## What to do
For these records, count the lines containing the word "username" and respond with the number alone.

Data about app and page elements
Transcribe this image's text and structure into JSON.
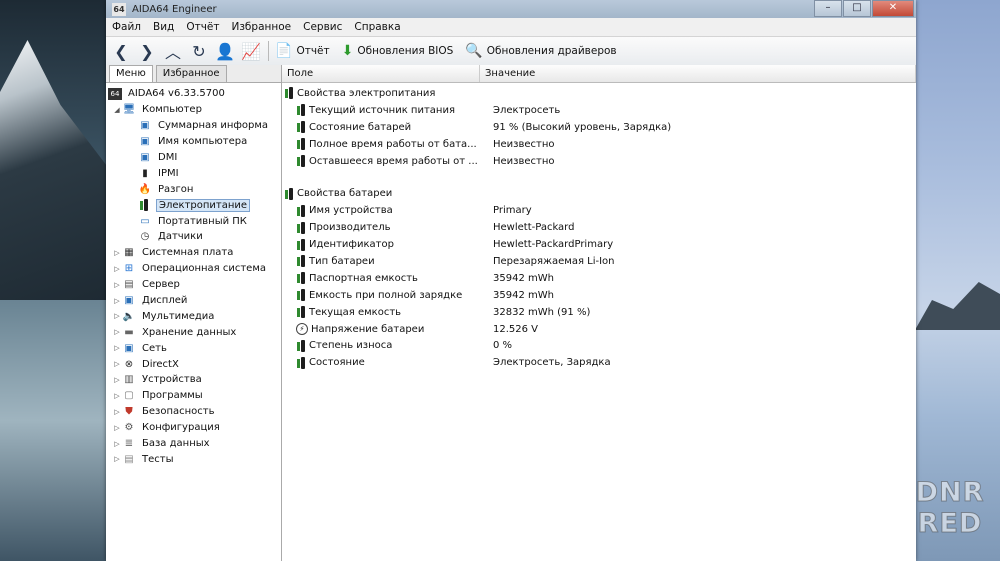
{
  "window": {
    "title": "AIDA64 Engineer",
    "icon_text": "64",
    "controls": [
      "–",
      "□",
      "✕"
    ]
  },
  "menu": [
    "Файл",
    "Вид",
    "Отчёт",
    "Избранное",
    "Сервис",
    "Справка"
  ],
  "toolbar": {
    "report_label": "Отчёт",
    "bios_label": "Обновления BIOS",
    "drivers_label": "Обновления драйверов"
  },
  "left_tabs": [
    "Меню",
    "Избранное"
  ],
  "tree": {
    "root": "AIDA64 v6.33.5700",
    "computer": "Компьютер",
    "computer_children": [
      "Суммарная информа",
      "Имя компьютера",
      "DMI",
      "IPMI",
      "Разгон",
      "Электропитание",
      "Портативный ПК",
      "Датчики"
    ],
    "categories": [
      "Системная плата",
      "Операционная система",
      "Сервер",
      "Дисплей",
      "Мультимедиа",
      "Хранение данных",
      "Сеть",
      "DirectX",
      "Устройства",
      "Программы",
      "Безопасность",
      "Конфигурация",
      "База данных",
      "Тесты"
    ]
  },
  "columns": {
    "field": "Поле",
    "value": "Значение"
  },
  "power": {
    "group": "Свойства электропитания",
    "rows": [
      {
        "field": "Текущий источник питания",
        "value": "Электросеть"
      },
      {
        "field": "Состояние батарей",
        "value": "91 % (Высокий уровень, Зарядка)"
      },
      {
        "field": "Полное время работы от бата...",
        "value": "Неизвестно"
      },
      {
        "field": "Оставшееся время работы от ...",
        "value": "Неизвестно"
      }
    ]
  },
  "battery": {
    "group": "Свойства батареи",
    "rows": [
      {
        "field": "Имя устройства",
        "value": "Primary"
      },
      {
        "field": "Производитель",
        "value": "Hewlett-Packard"
      },
      {
        "field": "Идентификатор",
        "value": "Hewlett-PackardPrimary"
      },
      {
        "field": "Тип батареи",
        "value": "Перезаряжаемая Li-Ion"
      },
      {
        "field": "Паспортная емкость",
        "value": "35942 mWh"
      },
      {
        "field": "Емкость при полной зарядке",
        "value": "35942 mWh"
      },
      {
        "field": "Текущая емкость",
        "value": "32832 mWh  (91 %)"
      },
      {
        "field": "Напряжение батареи",
        "value": "12.526 V"
      },
      {
        "field": "Степень износа",
        "value": "0 %"
      },
      {
        "field": "Состояние",
        "value": "Электросеть, Зарядка"
      }
    ]
  },
  "watermark": [
    "DNR",
    "RED"
  ]
}
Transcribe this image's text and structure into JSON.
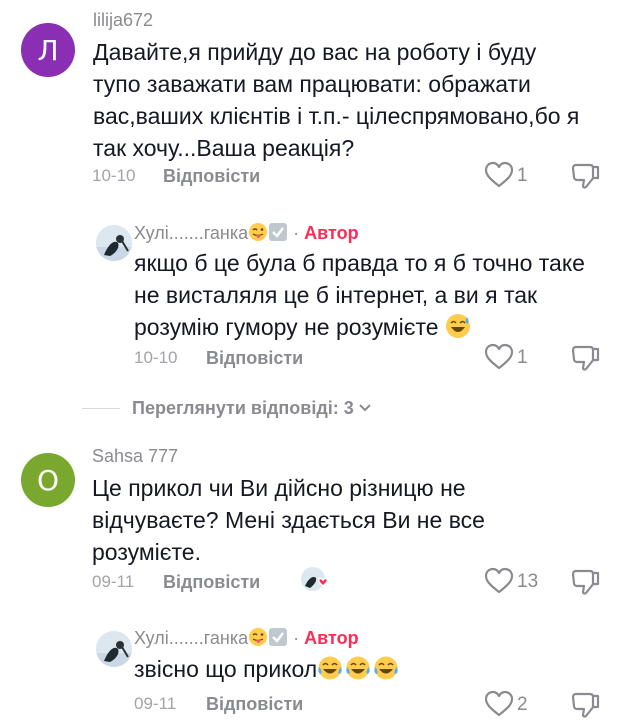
{
  "comments": [
    {
      "avatar_letter": "Л",
      "avatar_color": "#8a2fb3",
      "username": "lilija672",
      "lines": [
        "Давайте,я прийду до вас на роботу і буду",
        "тупо заважати вам працювати: ображати",
        "вас,ваших клієнтів і т.п.- цілеспрямовано,бо я",
        "так хочу...Ваша реакція?"
      ],
      "date": "10-10",
      "reply_label": "Відповісти",
      "likes": "1"
    },
    {
      "username": "Хулі.......ганка",
      "author_label": "Автор",
      "separator": "·",
      "lines": [
        "якщо б це була б правда то я б точно таке",
        "не висталяля це б інтернет, а ви я так",
        "розумію гумору не розумієте"
      ],
      "date": "10-10",
      "reply_label": "Відповісти",
      "likes": "1"
    },
    {
      "avatar_letter": "О",
      "avatar_color": "#7aa82e",
      "username": "Sahsa 777",
      "lines": [
        "Це прикол чи Ви дійсно різницю не",
        "відчуваєте? Мені здається Ви не все",
        "розумієте."
      ],
      "date": "09-11",
      "reply_label": "Відповісти",
      "likes": "13"
    },
    {
      "username": "Хулі.......ганка",
      "author_label": "Автор",
      "separator": "·",
      "lines": [
        "звісно що прикол"
      ],
      "date": "09-11",
      "reply_label": "Відповісти",
      "likes": "2"
    }
  ],
  "view_replies": "Переглянути відповіді: 3",
  "icons": {
    "like": "heart-outline-icon",
    "dislike": "thumbs-down-icon",
    "chevron": "chevron-down-icon",
    "check": "check-box-icon",
    "tongue": "tongue-emoji-icon",
    "sweat": "sweat-smile-emoji-icon",
    "laugh": "tears-of-joy-emoji-icon",
    "liked_by_creator": "creator-liked-icon"
  },
  "colors": {
    "author": "#fe2c55",
    "muted": "#8a8b91",
    "text": "#161823"
  }
}
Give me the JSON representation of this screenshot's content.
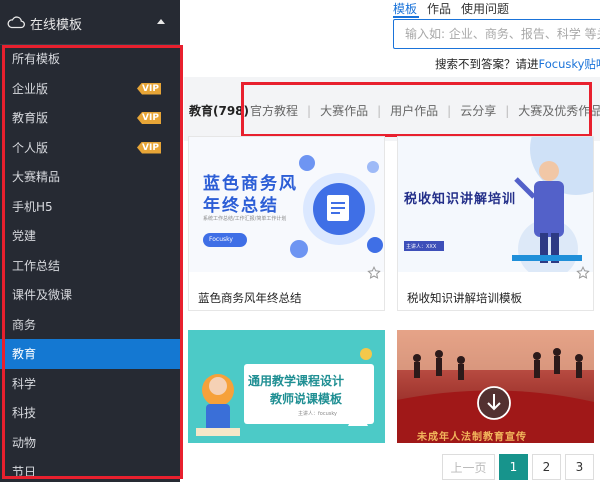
{
  "sidebar": {
    "header": {
      "title": "在线模板",
      "icon": "cloud-icon"
    },
    "items": [
      {
        "label": "所有模板",
        "vip": false
      },
      {
        "label": "企业版",
        "vip": true
      },
      {
        "label": "教育版",
        "vip": true
      },
      {
        "label": "个人版",
        "vip": true
      },
      {
        "label": "大赛精品",
        "vip": false
      },
      {
        "label": "手机H5",
        "vip": false
      },
      {
        "label": "党建",
        "vip": false
      },
      {
        "label": "工作总结",
        "vip": false
      },
      {
        "label": "课件及微课",
        "vip": false
      },
      {
        "label": "商务",
        "vip": false
      },
      {
        "label": "教育",
        "vip": false,
        "active": true
      },
      {
        "label": "科学",
        "vip": false
      },
      {
        "label": "科技",
        "vip": false
      },
      {
        "label": "动物",
        "vip": false
      },
      {
        "label": "节日",
        "vip": false
      }
    ],
    "vip_label": "VIP"
  },
  "search": {
    "tabs": [
      "模板",
      "作品",
      "使用问题"
    ],
    "placeholder": "输入如: 企业、商务、报告、科学 等关键",
    "help_text": "搜索不到答案？请进",
    "help_link": "Focusky贴吧"
  },
  "categories": {
    "current": "教育(798)",
    "tabs": [
      "官方教程",
      "大赛作品",
      "用户作品",
      "云分享",
      "大赛及优秀作品分享"
    ]
  },
  "cards": [
    {
      "name": "蓝色商务风年终总结",
      "thumb_title_1": "蓝色商务风",
      "thumb_title_2": "年终总结",
      "thumb_sub": "系统工作总结/工作汇报/简单工作计划",
      "thumb_btn": "Focusky"
    },
    {
      "name": "税收知识讲解培训模板",
      "thumb_title": "税收知识讲解培训",
      "thumb_presenter": "主讲人：XXX"
    },
    {
      "name": "",
      "thumb_title_1": "通用教学课程设计",
      "thumb_title_2": "教师说课模板",
      "thumb_sub": "主讲人：focusky"
    },
    {
      "name": "",
      "thumb_title": "未成年人法制教育宣传"
    }
  ],
  "pagination": {
    "prev": "上一页",
    "pages": [
      "1",
      "2",
      "3"
    ],
    "current": "1"
  },
  "colors": {
    "sidebar_bg": "#262a33",
    "active_blue": "#1478d2",
    "vip_orange": "#e7a537",
    "accent_blue": "#1a73d9",
    "highlight_red": "#e8202e",
    "pager_teal": "#17948c"
  }
}
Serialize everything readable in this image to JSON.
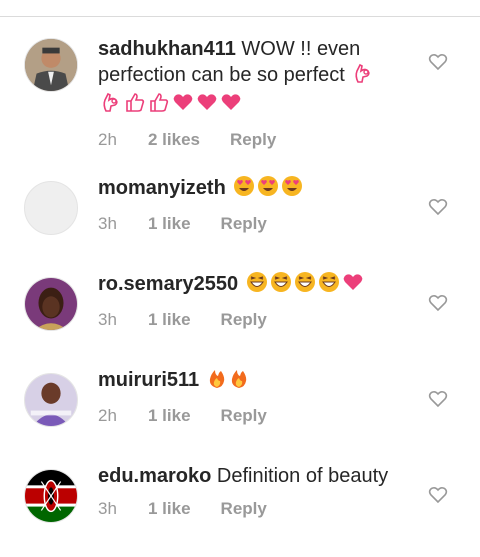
{
  "comments": [
    {
      "username": "sadhukhan411",
      "text_line1": " WOW !! even",
      "text_line2": "perfection can be so perfect",
      "emojis_line2": [
        "ok-hand"
      ],
      "emojis_line3": [
        "ok-hand",
        "thumbs-up",
        "thumbs-up",
        "heart",
        "heart",
        "heart"
      ],
      "time": "2h",
      "likes": "2 likes",
      "reply": "Reply",
      "avatar": "man-in-suit"
    },
    {
      "username": "momanyizeth",
      "text": "",
      "emojis": [
        "heart-eyes",
        "heart-eyes",
        "heart-eyes"
      ],
      "time": "3h",
      "likes": "1 like",
      "reply": "Reply",
      "avatar": "blank"
    },
    {
      "username": "ro.semary2550",
      "text": "",
      "emojis": [
        "laughing",
        "laughing",
        "laughing",
        "laughing",
        "heart"
      ],
      "time": "3h",
      "likes": "1 like",
      "reply": "Reply",
      "avatar": "woman-portrait"
    },
    {
      "username": "muiruri511",
      "text": "",
      "emojis": [
        "fire",
        "fire"
      ],
      "time": "2h",
      "likes": "1 like",
      "reply": "Reply",
      "avatar": "person-purple"
    },
    {
      "username": "edu.maroko",
      "text": " Definition of beauty",
      "emojis": [],
      "time": "3h",
      "likes": "1 like",
      "reply": "Reply",
      "avatar": "kenya-flag"
    }
  ],
  "colors": {
    "text": "#262626",
    "meta": "#999999",
    "heart_outline": "#999999",
    "emoji_heart": "#ec3f7a",
    "emoji_face": "#f7b521"
  }
}
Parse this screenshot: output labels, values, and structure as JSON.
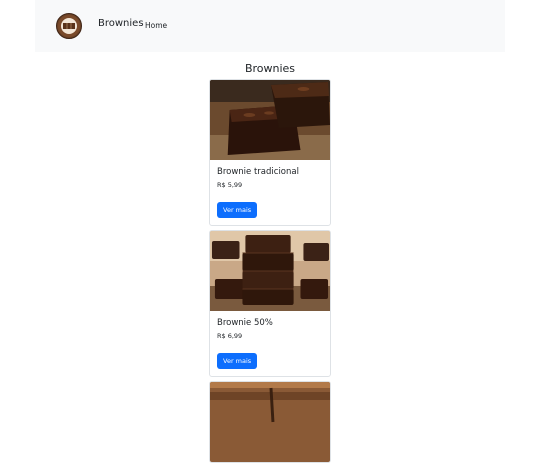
{
  "navbar": {
    "logo_text": "Brownies",
    "brand": "Brownies",
    "links": [
      {
        "label": "Home"
      }
    ]
  },
  "main": {
    "title": "Brownies",
    "cards": [
      {
        "title": "Brownie tradicional",
        "price": "R$ 5,99",
        "button": "Ver mais"
      },
      {
        "title": "Brownie 50%",
        "price": "R$ 6,99",
        "button": "Ver mais"
      },
      {
        "title": "",
        "price": "",
        "button": ""
      }
    ]
  },
  "colors": {
    "navbar_bg": "#f8f9fa",
    "button_bg": "#0d6efd",
    "text": "#212529"
  }
}
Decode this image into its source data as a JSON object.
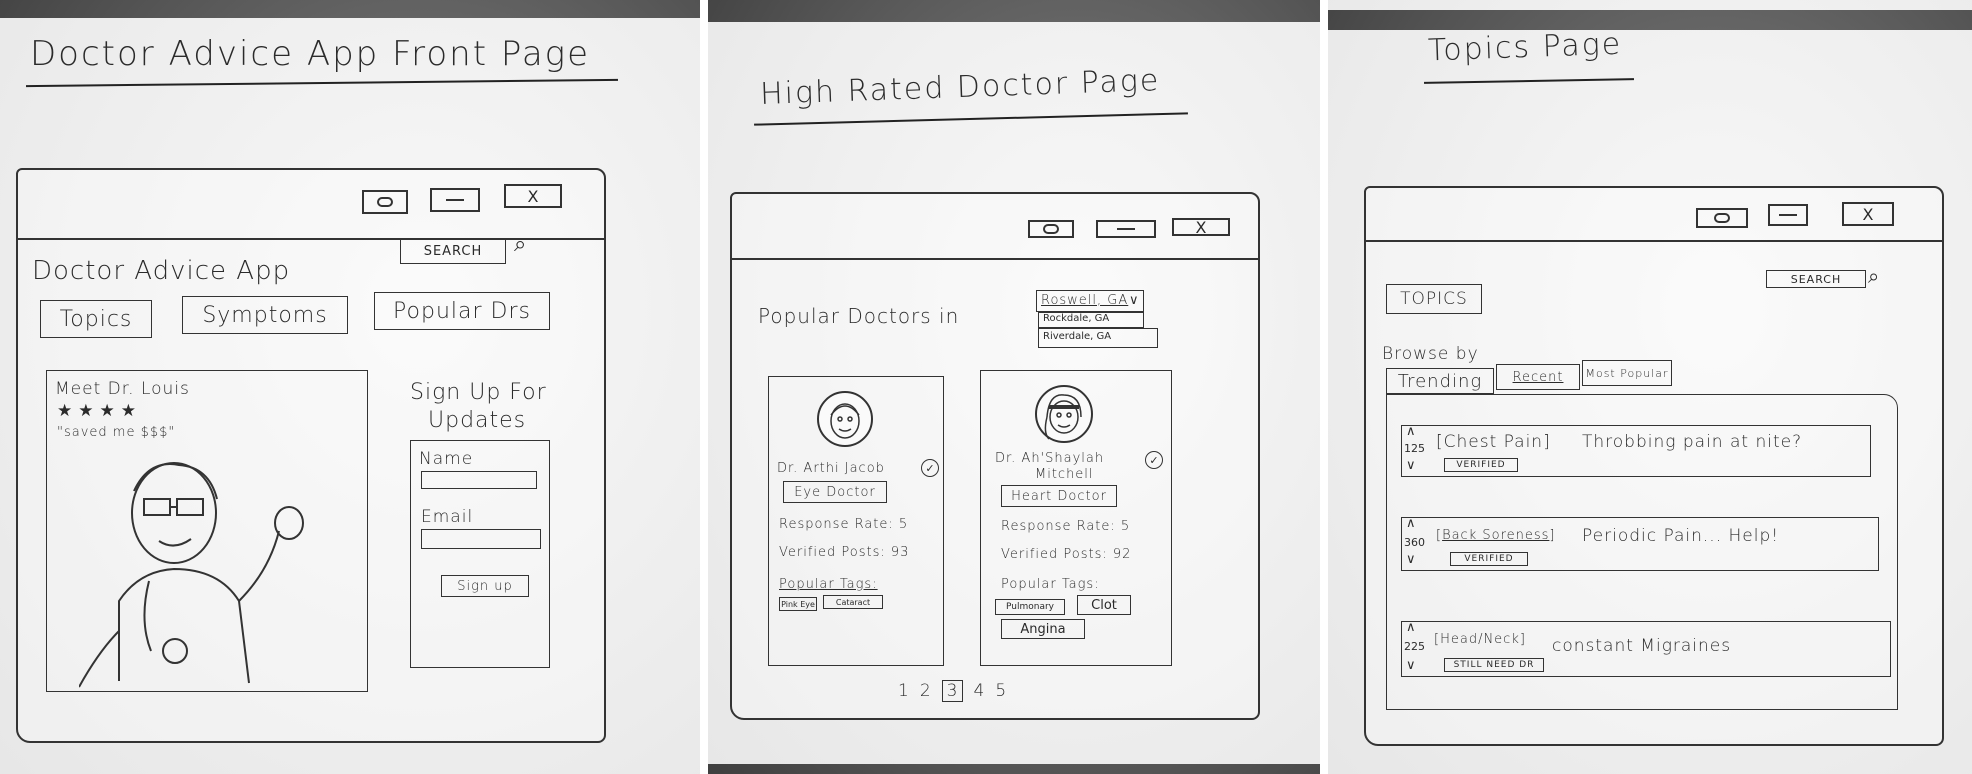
{
  "panel1": {
    "page_title": "Doctor Advice App Front Page",
    "window_controls": {
      "restore": "O",
      "minimize": "–",
      "close": "X"
    },
    "app_name": "Doctor Advice App",
    "search": {
      "label": "SEARCH"
    },
    "nav": [
      "Topics",
      "Symptoms",
      "Popular Drs"
    ],
    "featured": {
      "heading": "Meet Dr. Louis",
      "stars": "★★★★",
      "quote": "\"saved me $$$\""
    },
    "signup": {
      "heading_line1": "Sign Up For",
      "heading_line2": "Updates",
      "name_label": "Name",
      "email_label": "Email",
      "button": "Sign up"
    }
  },
  "panel2": {
    "page_title": "High Rated Doctor Page",
    "window_controls": {
      "restore": "O",
      "minimize": "–",
      "close": "X"
    },
    "popular_label": "Popular Doctors in",
    "location_dropdown": {
      "selected": "Roswell, GA",
      "options": [
        "Rockdale, GA",
        "Riverdale, GA"
      ]
    },
    "doctors": [
      {
        "name": "Dr. Arthi Jacob",
        "specialty": "Eye Doctor",
        "response_rate": "Response Rate: 5",
        "verified_posts": "Verified Posts: 93",
        "tags_label": "Popular Tags:",
        "tags": [
          "Pink Eye",
          "Cataract"
        ]
      },
      {
        "name_line1": "Dr. Ah'Shaylah",
        "name_line2": "Mitchell",
        "specialty": "Heart Doctor",
        "response_rate": "Response Rate: 5",
        "verified_posts": "Verified Posts: 92",
        "tags_label": "Popular Tags:",
        "tags": [
          "Pulmonary",
          "Clot",
          "Angina"
        ]
      }
    ],
    "pagination": [
      "1",
      "2",
      "3",
      "4",
      "5"
    ],
    "current_page": "3"
  },
  "panel3": {
    "page_title": "Topics Page",
    "window_controls": {
      "restore": "O",
      "minimize": "–",
      "close": "X"
    },
    "search": {
      "label": "SEARCH"
    },
    "topics_button": "TOPICS",
    "browse_label": "Browse by",
    "tabs": [
      "Trending",
      "Recent",
      "Most Popular"
    ],
    "posts": [
      {
        "votes": "125",
        "tag": "Chest Pain",
        "title": "Throbbing pain at nite?",
        "status": "VERIFIED"
      },
      {
        "votes": "360",
        "tag": "Back Soreness",
        "title": "Periodic Pain... Help!",
        "status": "VERIFIED"
      },
      {
        "votes": "225",
        "tag": "Head/Neck",
        "title": "constant Migraines",
        "status": "STILL NEED DR"
      }
    ]
  }
}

## Output for this task
9